Bereavement Support

Grief is a universal experience and affects circles of people around the person who has died who are faced with the ‘tasks’ of realising their loss. Offering support to people who are bereaved can help people to accept their loss and adapt to their new reality without their loved one. Bruce Rumbold and others studied the experience of bereaved care givers and identified opportunities for volunteer input into the post-bereavement period:

While most bereaved people do not require professional counseling, all would benefit from appropriate information and compassion…Additionally, approximately one-third of the bereaved caregivers would benefit from opportunities to reflect upon their loss, which could be provided by trained volunteers and bereavement support groups. For them, a brochure or telephone call alone might not be sufficient, yet they do not require specialist intervention.

In Bowman K & Huntir A (2017) Investigating Involvement in Bereavement Support by Palliative Care Volunteers, Palliative Care NSW, Surry Hills, p1

Grief, loss and bereavement are common features associated with a terminal diagnosis, dying and death. Hence bereavement support is a feature of all specialist palliative care services in Australia. Bereavement support takes various forms and volunteers may be involved in different aspects of their organisation’s programmes.

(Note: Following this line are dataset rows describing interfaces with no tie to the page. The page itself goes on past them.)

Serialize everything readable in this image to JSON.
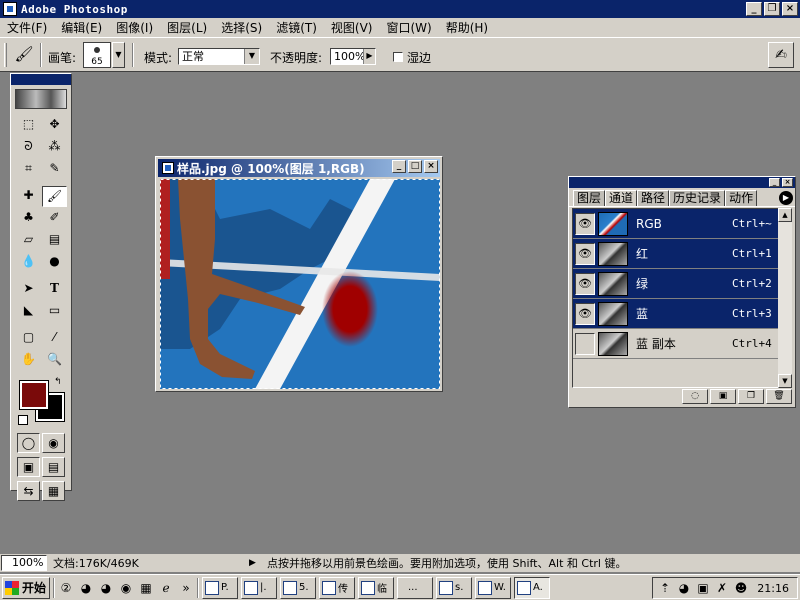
{
  "app": {
    "title": "Adobe Photoshop"
  },
  "menu": [
    "文件(F)",
    "编辑(E)",
    "图像(I)",
    "图层(L)",
    "选择(S)",
    "滤镜(T)",
    "视图(V)",
    "窗口(W)",
    "帮助(H)"
  ],
  "options": {
    "brush_label": "画笔:",
    "brush_size": "65",
    "mode_label": "模式:",
    "mode_value": "正常",
    "opacity_label": "不透明度:",
    "opacity_value": "100%",
    "wet_edges_label": "湿边"
  },
  "document": {
    "title": "样品.jpg @ 100%(图层 1,RGB)"
  },
  "panel": {
    "tabs": [
      "图层",
      "通道",
      "路径",
      "历史记录",
      "动作"
    ],
    "active_tab": "通道",
    "channels": [
      {
        "name": "RGB",
        "shortcut": "Ctrl+~",
        "visible": true,
        "selected": true
      },
      {
        "name": "红",
        "shortcut": "Ctrl+1",
        "visible": true,
        "selected": true
      },
      {
        "name": "绿",
        "shortcut": "Ctrl+2",
        "visible": true,
        "selected": true
      },
      {
        "name": "蓝",
        "shortcut": "Ctrl+3",
        "visible": true,
        "selected": true
      },
      {
        "name": "蓝 副本",
        "shortcut": "Ctrl+4",
        "visible": false,
        "selected": false
      }
    ]
  },
  "status": {
    "zoom": "100%",
    "doc_size": "文档:176K/469K",
    "hint": "点按并拖移以用前景色绘画。要用附加选项，使用 Shift、Alt 和 Ctrl 键。"
  },
  "taskbar": {
    "start_label": "开始",
    "tasks": [
      "P.",
      "|.",
      "5.",
      "传",
      "临",
      "...",
      "s.",
      "W.",
      "A."
    ],
    "clock": "21:16"
  },
  "colors": {
    "foreground": "#7a0a0a",
    "background": "#000000",
    "title_bar": "#0a246a"
  }
}
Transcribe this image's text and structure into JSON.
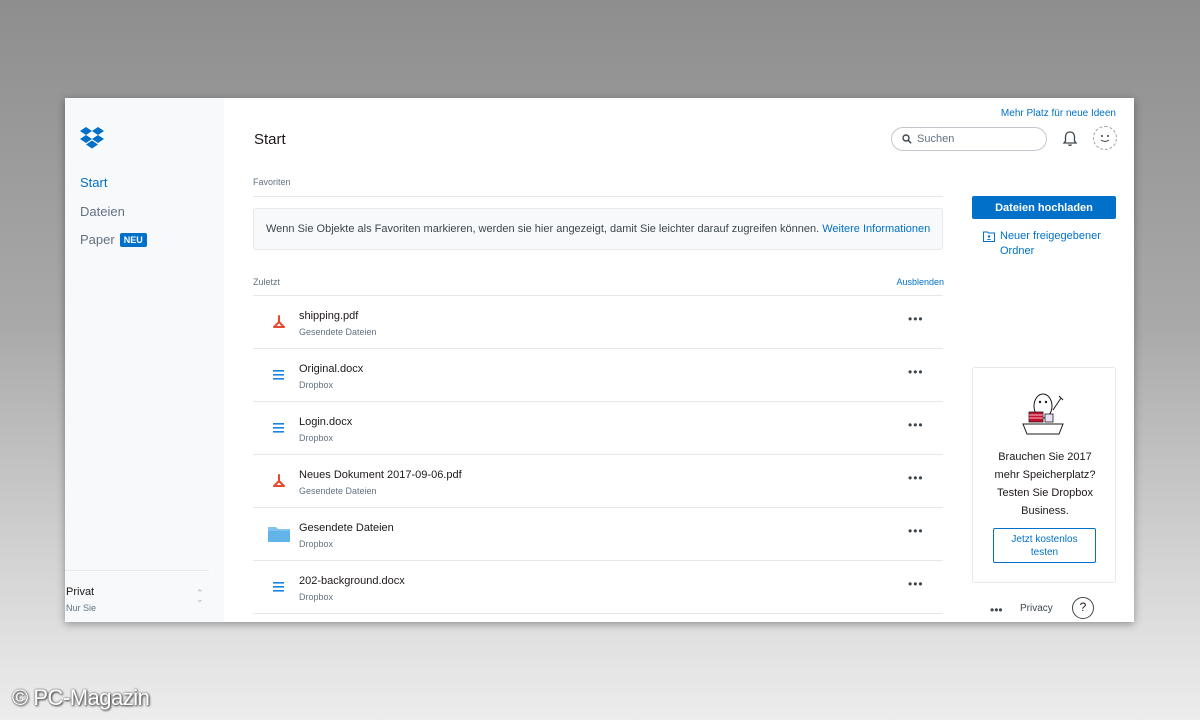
{
  "sidebar": {
    "nav": [
      {
        "label": "Start",
        "active": true
      },
      {
        "label": "Dateien",
        "active": false
      },
      {
        "label": "Paper",
        "active": false,
        "badge": "NEU"
      }
    ],
    "account": {
      "name": "Privat",
      "subtitle": "Nur Sie"
    }
  },
  "header": {
    "title": "Start",
    "promo_link": "Mehr Platz für neue Ideen",
    "search_placeholder": "Suchen"
  },
  "favorites": {
    "label": "Favoriten",
    "info_text": "Wenn Sie Objekte als Favoriten markieren, werden sie hier angezeigt, damit Sie leichter darauf zugreifen können.",
    "info_link": "Weitere Informationen"
  },
  "recent": {
    "label": "Zuletzt",
    "hide_link": "Ausblenden",
    "files": [
      {
        "name": "shipping.pdf",
        "location": "Gesendete Dateien",
        "type": "pdf-icon"
      },
      {
        "name": "Original.docx",
        "location": "Dropbox",
        "type": "doc-icon"
      },
      {
        "name": "Login.docx",
        "location": "Dropbox",
        "type": "doc-icon"
      },
      {
        "name": "Neues Dokument 2017-09-06.pdf",
        "location": "Gesendete Dateien",
        "type": "pdf-icon"
      },
      {
        "name": "Gesendete Dateien",
        "location": "Dropbox",
        "type": "folder-icon"
      },
      {
        "name": "202-background.docx",
        "location": "Dropbox",
        "type": "doc-icon"
      }
    ],
    "more_label": "•••"
  },
  "actions": {
    "upload_label": "Dateien hochladen",
    "new_shared_folder": "Neuer freigegebener Ordner"
  },
  "upsell": {
    "text_lines": [
      "Brauchen Sie 2017",
      "mehr Speicherplatz?",
      "Testen Sie Dropbox",
      "Business."
    ],
    "button_line1": "Jetzt kostenlos",
    "button_line2": "testen"
  },
  "footer": {
    "more": "•••",
    "privacy": "Privacy",
    "help": "?"
  },
  "watermark": "© PC-Magazin",
  "colors": {
    "accent": "#0070c9",
    "pdf": "#e64a2e",
    "doc": "#1a82e2",
    "folder": "#7fc3ee"
  }
}
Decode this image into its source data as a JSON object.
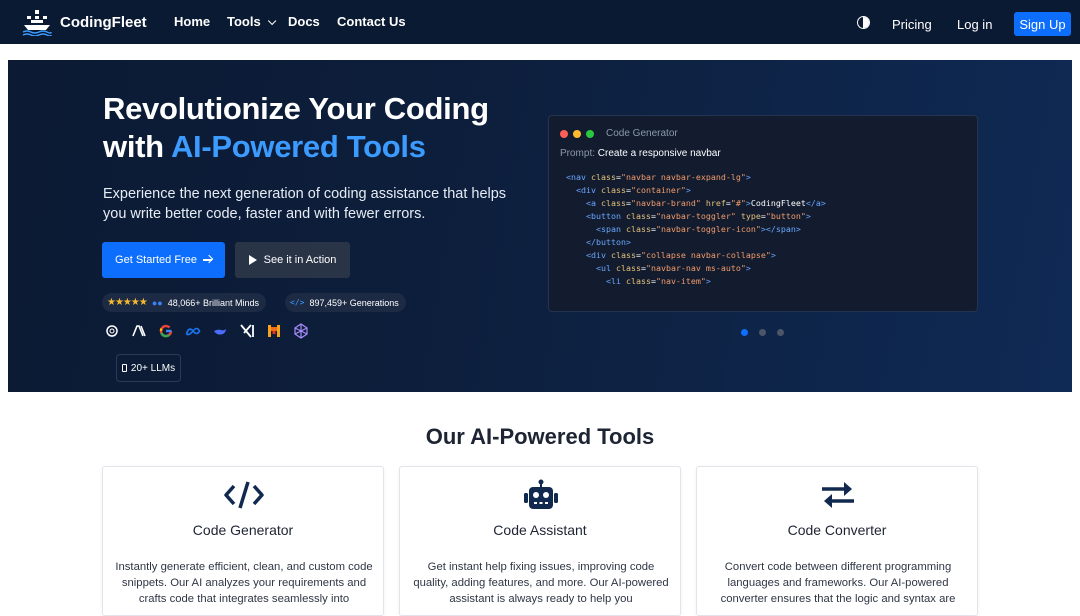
{
  "nav": {
    "brand": "CodingFleet",
    "home": "Home",
    "tools": "Tools",
    "docs": "Docs",
    "contact": "Contact Us",
    "pricing": "Pricing",
    "login": "Log in",
    "signup": "Sign Up"
  },
  "hero": {
    "title_line1": "Revolutionize Your Coding",
    "title_with": "with ",
    "title_accent": "AI-Powered Tools",
    "subtitle": "Experience the next generation of coding assistance that helps you write better code, faster and with fewer errors.",
    "cta_primary": "Get Started Free",
    "cta_secondary": "See it in Action",
    "users_count": "48,066+ Brilliant Minds",
    "generations": "897,459+ Generations",
    "rating_stars": 5,
    "llm_badge": "20+ LLMs",
    "llm_icons": [
      "openai-icon",
      "anthropic-icon",
      "google-icon",
      "meta-icon",
      "deepseek-icon",
      "xai-icon",
      "mistral-icon",
      "perplexity-icon"
    ]
  },
  "code_card": {
    "title": "Code Generator",
    "prompt_label": "Prompt:",
    "prompt_value": "Create a responsive navbar",
    "lines": [
      "<nav class=\"navbar navbar-expand-lg\">",
      "  <div class=\"container\">",
      "    <a class=\"navbar-brand\" href=\"#\">CodingFleet</a>",
      "    <button class=\"navbar-toggler\" type=\"button\">",
      "      <span class=\"navbar-toggler-icon\"></span>",
      "    </button>",
      "    <div class=\"collapse navbar-collapse\">",
      "      <ul class=\"navbar-nav ms-auto\">",
      "        <li class=\"nav-item\">"
    ],
    "slide_count": 3,
    "active_slide": 1
  },
  "tools": {
    "heading": "Our AI-Powered Tools",
    "items": [
      {
        "name": "Code Generator",
        "icon": "code-icon",
        "description": "Instantly generate efficient, clean, and custom code snippets. Our AI analyzes your requirements and crafts code that integrates seamlessly into"
      },
      {
        "name": "Code Assistant",
        "icon": "robot-icon",
        "description": "Get instant help fixing issues, improving code quality, adding features, and more. Our AI-powered assistant is always ready to help you"
      },
      {
        "name": "Code Converter",
        "icon": "exchange-arrows-icon",
        "description": "Convert code between different programming languages and frameworks. Our AI-powered converter ensures that the logic and syntax are"
      }
    ]
  },
  "colors": {
    "navbar": "#0a1a33",
    "primary": "#0d6efd",
    "accent_text": "#3b9bff",
    "star": "#f5b82e",
    "icon_navy": "#12294f"
  }
}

In a 2017 study of Bereavement Support by palliative care volunteers in NSW we found that the most common involvement by volunteers was one-on-one contact with clients (89% of respondents), then group support (25% of respondents), the provision of ‘health-service related information’ about grief, loss and bereavement (10% of respondents) and involvement in ‘anniversary card’ programs (7% of respondents). Click here to find our report Investigating Involvement in Bereavement Support by Palliative Care Volunteers (2017) and other resources on Grief and Bereavement Support.

Your volunteers will also find information on grief and loss, as well as bereavement support in Chapters 8 &9 of Palliare: A Handbook for Palliative Care Volunteers in NSW (2018). Palliare is available for free download on the VolunteerHub ( website or copies can be ordered through us.

Much has been written about the experiences of grief and loss and these personal reflections offer valuable insights for volunteers in being emotionally available to people in bereavement. Visit your local bookshop or search online. A compilation of short reflections by 60 different authors can be found in A Matter of Life and Death (2016) by editor Ros Bradley, herself a palliative care volunteer in NSW.

You might also find the Bereavement Support Standards for Specialist Palliative Care Services a valuable resource for more information about how specialist palliative care services approach bereavement support.